■ **What is expected**
For every line in the records below that holds "heading", make a copy.

■ **Component data from apps and pages**
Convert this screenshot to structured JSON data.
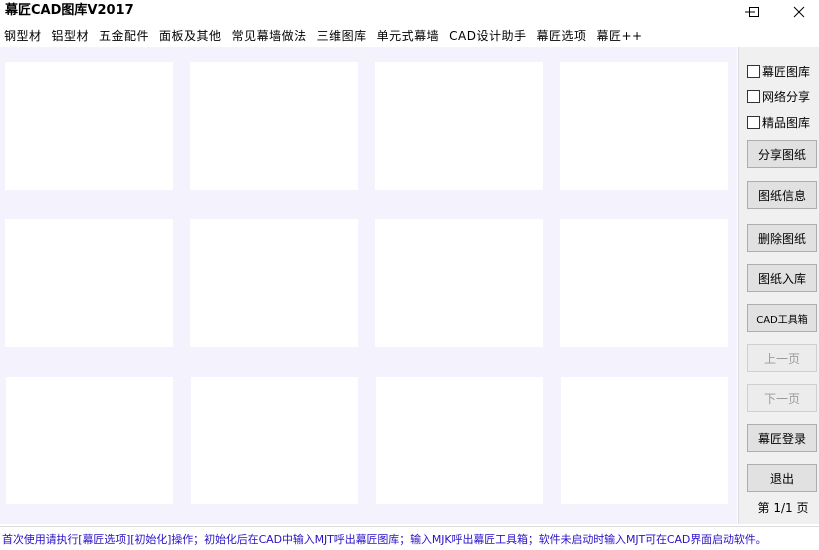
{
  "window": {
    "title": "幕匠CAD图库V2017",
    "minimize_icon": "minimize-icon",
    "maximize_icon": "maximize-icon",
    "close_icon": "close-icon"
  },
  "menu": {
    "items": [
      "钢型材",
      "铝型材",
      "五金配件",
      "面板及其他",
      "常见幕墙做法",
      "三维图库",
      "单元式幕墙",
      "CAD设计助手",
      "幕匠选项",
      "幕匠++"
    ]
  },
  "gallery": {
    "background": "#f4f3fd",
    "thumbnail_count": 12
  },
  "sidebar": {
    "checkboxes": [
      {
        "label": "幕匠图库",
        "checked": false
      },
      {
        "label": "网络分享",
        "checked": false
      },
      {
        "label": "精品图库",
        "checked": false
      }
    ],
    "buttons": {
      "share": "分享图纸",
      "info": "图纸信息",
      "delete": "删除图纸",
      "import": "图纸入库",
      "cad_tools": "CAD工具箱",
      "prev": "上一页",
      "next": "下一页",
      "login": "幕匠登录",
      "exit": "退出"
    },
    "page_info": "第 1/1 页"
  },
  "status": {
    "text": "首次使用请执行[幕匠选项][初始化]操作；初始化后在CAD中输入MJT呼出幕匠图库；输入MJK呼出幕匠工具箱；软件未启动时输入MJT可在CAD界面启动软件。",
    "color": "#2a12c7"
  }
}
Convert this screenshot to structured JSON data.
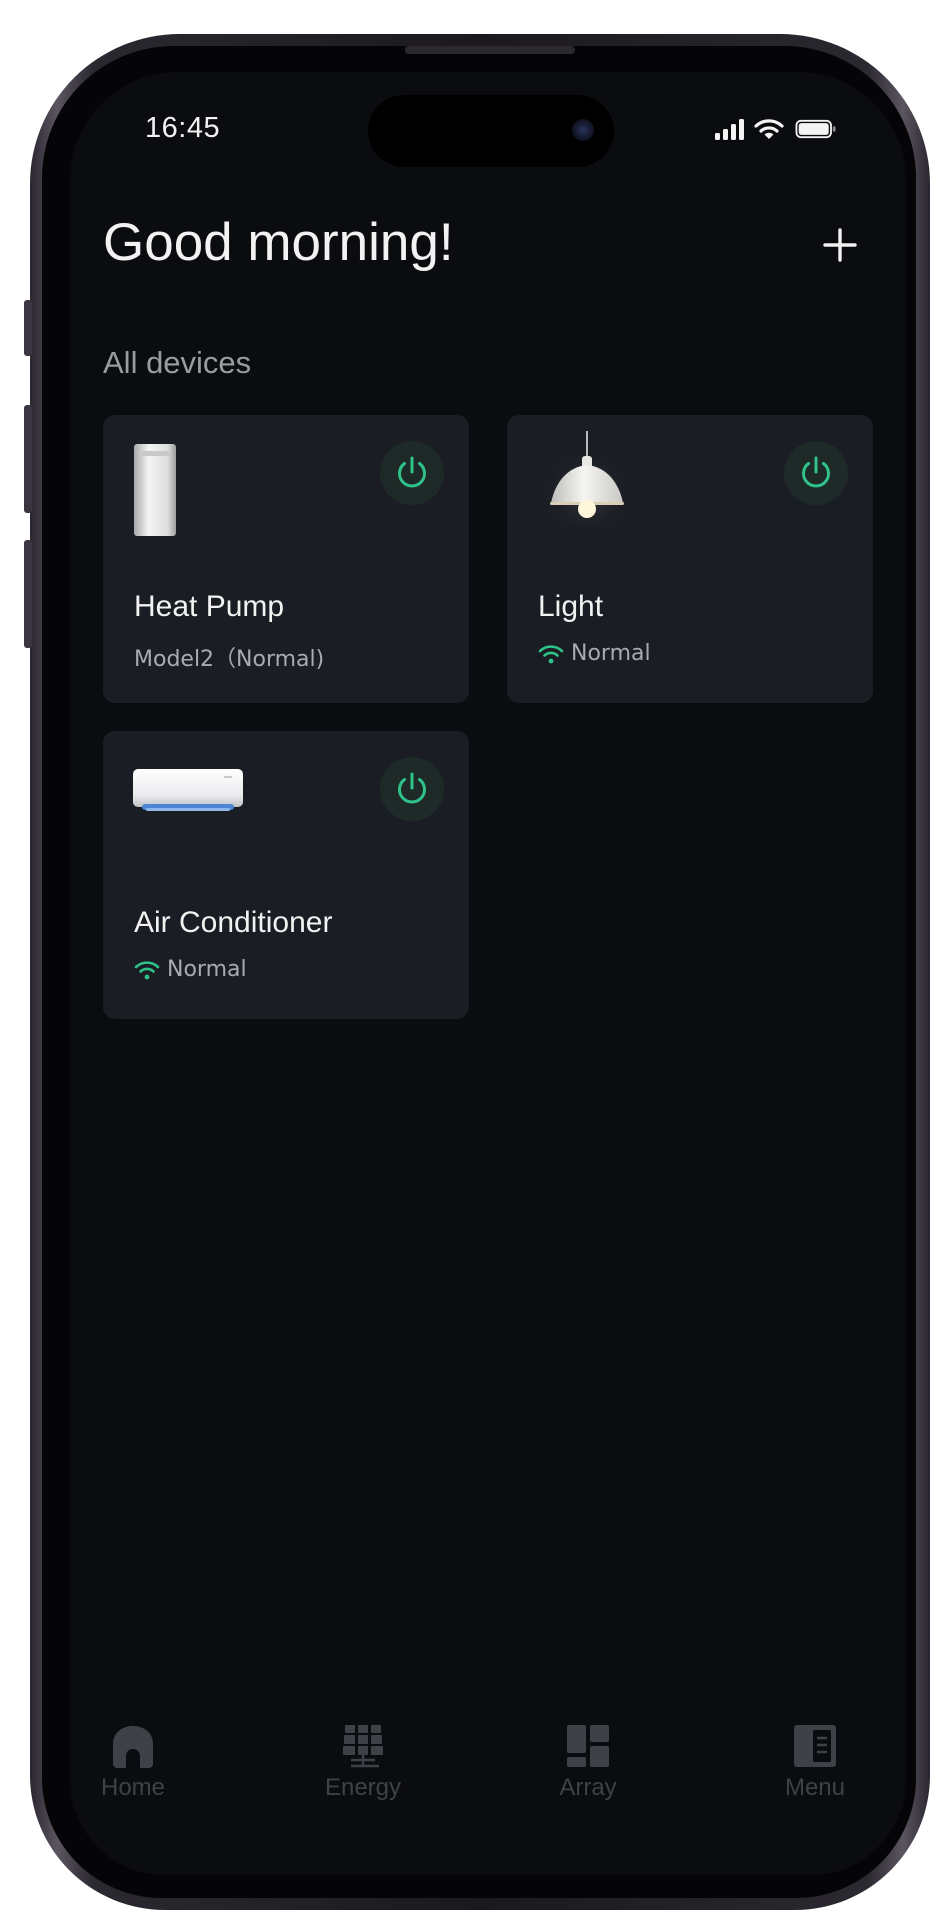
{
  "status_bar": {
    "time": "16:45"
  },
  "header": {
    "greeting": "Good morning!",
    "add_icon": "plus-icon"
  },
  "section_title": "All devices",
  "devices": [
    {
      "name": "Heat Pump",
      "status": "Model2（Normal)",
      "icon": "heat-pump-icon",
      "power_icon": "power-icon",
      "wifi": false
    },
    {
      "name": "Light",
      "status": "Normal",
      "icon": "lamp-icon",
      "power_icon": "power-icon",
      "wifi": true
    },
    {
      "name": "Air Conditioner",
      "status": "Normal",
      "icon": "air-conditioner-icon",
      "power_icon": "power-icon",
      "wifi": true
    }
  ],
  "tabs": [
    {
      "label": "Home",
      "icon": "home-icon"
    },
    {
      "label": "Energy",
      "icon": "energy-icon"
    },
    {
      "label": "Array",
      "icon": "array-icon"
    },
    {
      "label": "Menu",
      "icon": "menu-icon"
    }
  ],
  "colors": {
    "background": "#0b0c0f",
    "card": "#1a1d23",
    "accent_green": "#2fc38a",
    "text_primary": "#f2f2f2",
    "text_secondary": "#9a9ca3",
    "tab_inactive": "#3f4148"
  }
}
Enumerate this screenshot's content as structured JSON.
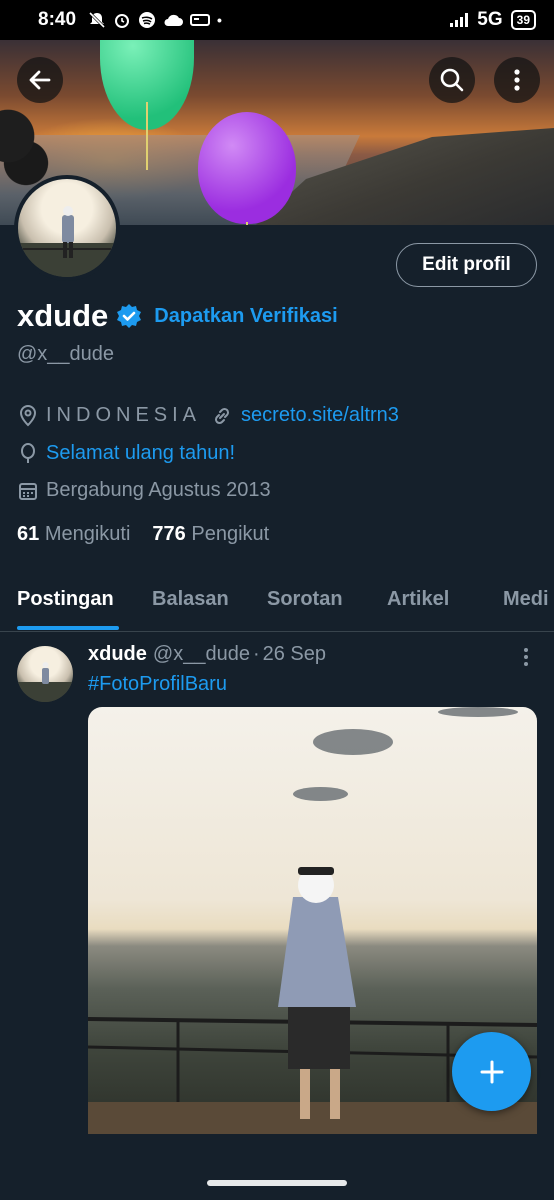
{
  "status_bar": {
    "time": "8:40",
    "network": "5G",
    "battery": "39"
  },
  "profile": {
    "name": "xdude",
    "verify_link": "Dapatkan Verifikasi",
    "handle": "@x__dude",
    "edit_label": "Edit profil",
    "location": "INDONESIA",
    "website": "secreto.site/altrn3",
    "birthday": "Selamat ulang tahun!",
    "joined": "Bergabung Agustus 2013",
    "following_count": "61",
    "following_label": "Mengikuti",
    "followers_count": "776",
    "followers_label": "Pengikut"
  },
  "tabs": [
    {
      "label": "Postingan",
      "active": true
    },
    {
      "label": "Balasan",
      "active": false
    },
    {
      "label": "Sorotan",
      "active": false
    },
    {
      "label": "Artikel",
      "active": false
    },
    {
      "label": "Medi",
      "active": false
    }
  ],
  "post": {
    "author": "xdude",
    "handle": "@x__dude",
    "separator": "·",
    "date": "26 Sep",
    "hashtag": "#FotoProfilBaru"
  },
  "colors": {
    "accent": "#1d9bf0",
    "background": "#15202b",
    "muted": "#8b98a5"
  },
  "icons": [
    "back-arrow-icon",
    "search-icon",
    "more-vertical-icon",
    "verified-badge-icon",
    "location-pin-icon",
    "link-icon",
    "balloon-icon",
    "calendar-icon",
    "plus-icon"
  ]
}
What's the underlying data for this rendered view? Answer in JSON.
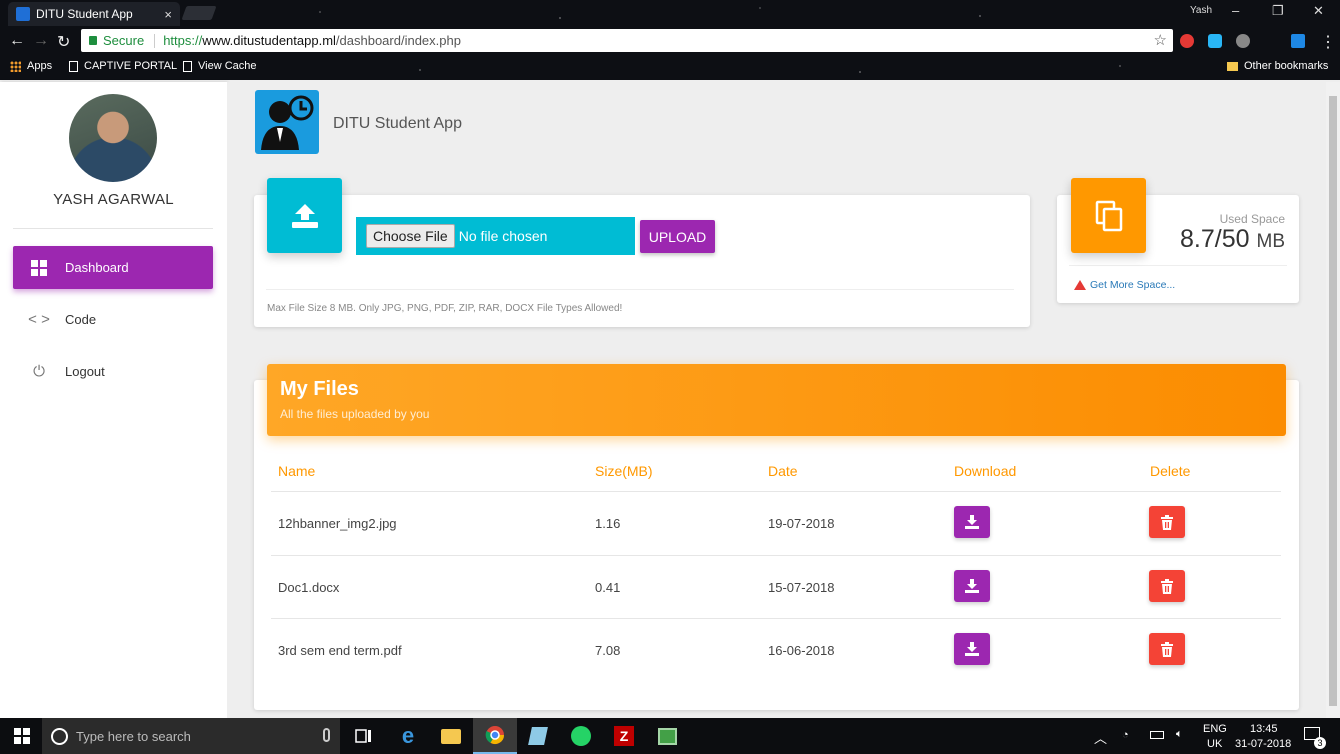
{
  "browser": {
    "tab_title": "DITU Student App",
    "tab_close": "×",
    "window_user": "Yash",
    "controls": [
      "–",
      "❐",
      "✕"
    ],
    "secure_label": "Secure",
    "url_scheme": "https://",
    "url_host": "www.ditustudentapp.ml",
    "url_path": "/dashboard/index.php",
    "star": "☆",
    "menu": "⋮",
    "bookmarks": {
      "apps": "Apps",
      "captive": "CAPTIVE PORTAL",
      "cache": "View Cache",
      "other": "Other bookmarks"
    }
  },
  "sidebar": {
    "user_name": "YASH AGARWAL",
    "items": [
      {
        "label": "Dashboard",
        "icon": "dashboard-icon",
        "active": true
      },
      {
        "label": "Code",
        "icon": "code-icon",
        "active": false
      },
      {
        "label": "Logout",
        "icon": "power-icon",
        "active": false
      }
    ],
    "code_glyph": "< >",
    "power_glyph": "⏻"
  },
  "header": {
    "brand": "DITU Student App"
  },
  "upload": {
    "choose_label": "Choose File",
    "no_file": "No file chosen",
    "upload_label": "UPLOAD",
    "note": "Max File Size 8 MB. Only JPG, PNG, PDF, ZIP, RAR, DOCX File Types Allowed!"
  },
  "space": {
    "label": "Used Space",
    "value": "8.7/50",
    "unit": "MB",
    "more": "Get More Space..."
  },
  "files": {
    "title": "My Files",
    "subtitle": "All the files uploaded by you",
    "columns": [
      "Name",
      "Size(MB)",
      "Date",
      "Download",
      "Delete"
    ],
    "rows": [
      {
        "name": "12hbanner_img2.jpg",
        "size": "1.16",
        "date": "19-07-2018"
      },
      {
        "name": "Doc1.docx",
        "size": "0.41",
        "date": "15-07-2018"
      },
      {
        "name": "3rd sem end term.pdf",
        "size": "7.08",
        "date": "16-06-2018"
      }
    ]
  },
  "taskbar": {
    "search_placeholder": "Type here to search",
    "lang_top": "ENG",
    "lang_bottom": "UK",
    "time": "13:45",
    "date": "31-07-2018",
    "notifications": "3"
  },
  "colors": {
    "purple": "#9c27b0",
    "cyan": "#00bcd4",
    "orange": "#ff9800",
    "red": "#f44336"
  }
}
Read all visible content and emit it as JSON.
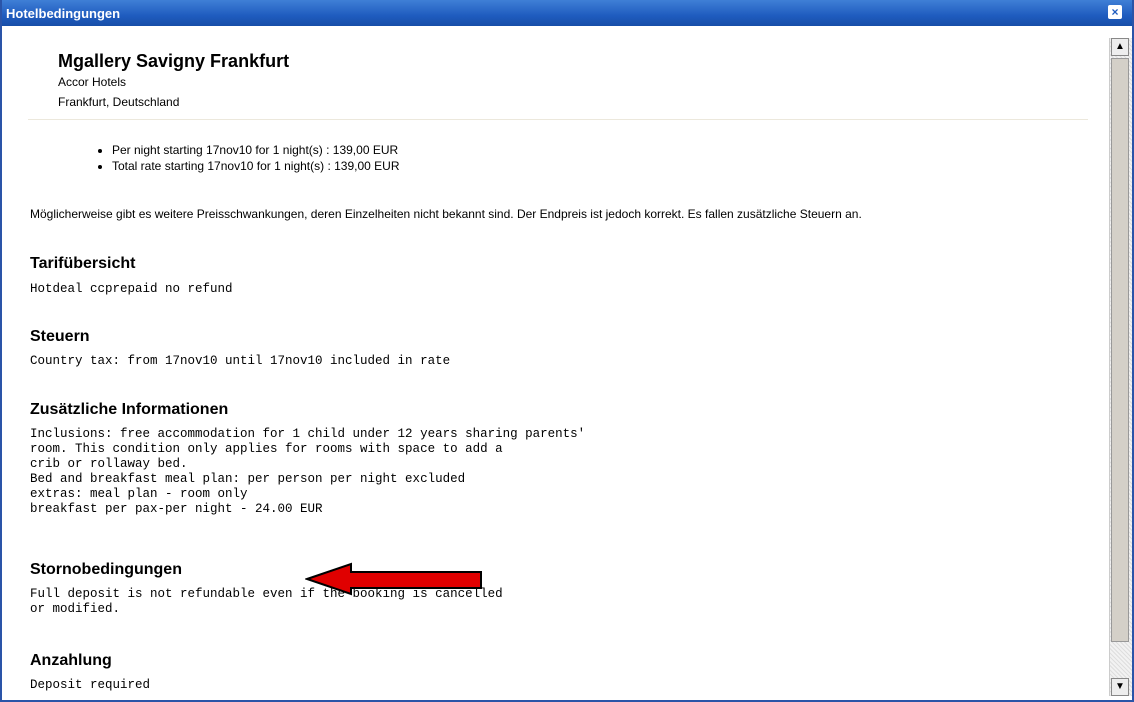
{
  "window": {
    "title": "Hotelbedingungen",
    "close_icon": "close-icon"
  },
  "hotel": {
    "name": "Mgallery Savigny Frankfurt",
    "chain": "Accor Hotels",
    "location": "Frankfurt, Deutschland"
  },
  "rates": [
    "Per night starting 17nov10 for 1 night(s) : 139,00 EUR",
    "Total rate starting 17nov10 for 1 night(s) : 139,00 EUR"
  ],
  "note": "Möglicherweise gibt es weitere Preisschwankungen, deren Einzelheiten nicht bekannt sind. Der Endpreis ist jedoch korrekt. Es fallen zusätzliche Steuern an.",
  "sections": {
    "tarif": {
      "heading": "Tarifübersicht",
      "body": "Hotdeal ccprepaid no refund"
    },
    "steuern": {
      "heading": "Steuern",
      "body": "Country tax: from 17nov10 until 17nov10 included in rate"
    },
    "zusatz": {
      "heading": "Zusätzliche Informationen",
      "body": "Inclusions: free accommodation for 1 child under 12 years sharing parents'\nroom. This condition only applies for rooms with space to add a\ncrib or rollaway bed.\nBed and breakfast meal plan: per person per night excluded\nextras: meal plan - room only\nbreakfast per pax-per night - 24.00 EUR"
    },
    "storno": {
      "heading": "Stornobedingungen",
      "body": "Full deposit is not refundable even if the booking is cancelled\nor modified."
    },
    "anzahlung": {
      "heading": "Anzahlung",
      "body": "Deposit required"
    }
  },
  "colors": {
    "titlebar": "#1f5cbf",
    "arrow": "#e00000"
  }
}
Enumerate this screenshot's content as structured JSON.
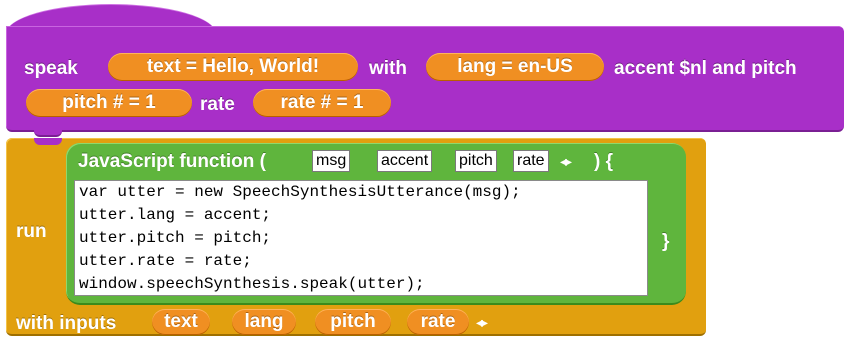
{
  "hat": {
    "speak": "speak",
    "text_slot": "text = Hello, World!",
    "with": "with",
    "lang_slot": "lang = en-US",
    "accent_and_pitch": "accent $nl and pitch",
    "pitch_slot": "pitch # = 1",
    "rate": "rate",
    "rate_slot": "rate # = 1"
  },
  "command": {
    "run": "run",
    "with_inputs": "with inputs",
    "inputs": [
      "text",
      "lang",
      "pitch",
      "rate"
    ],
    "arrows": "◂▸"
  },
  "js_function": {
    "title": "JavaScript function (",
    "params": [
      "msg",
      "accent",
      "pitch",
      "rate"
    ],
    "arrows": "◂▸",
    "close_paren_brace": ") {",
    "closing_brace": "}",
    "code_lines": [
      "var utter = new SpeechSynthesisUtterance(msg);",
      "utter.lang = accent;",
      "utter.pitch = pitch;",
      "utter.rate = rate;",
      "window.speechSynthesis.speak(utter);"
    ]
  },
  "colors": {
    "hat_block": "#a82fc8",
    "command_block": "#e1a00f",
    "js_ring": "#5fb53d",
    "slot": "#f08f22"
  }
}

■ **Exercise result**
      "heading": "Tarifübersicht",
      "heading": "Steuern",
      "heading": "Zusätzliche Informationen",
      "heading": "Stornobedingungen",
      "heading": "Anzahlung",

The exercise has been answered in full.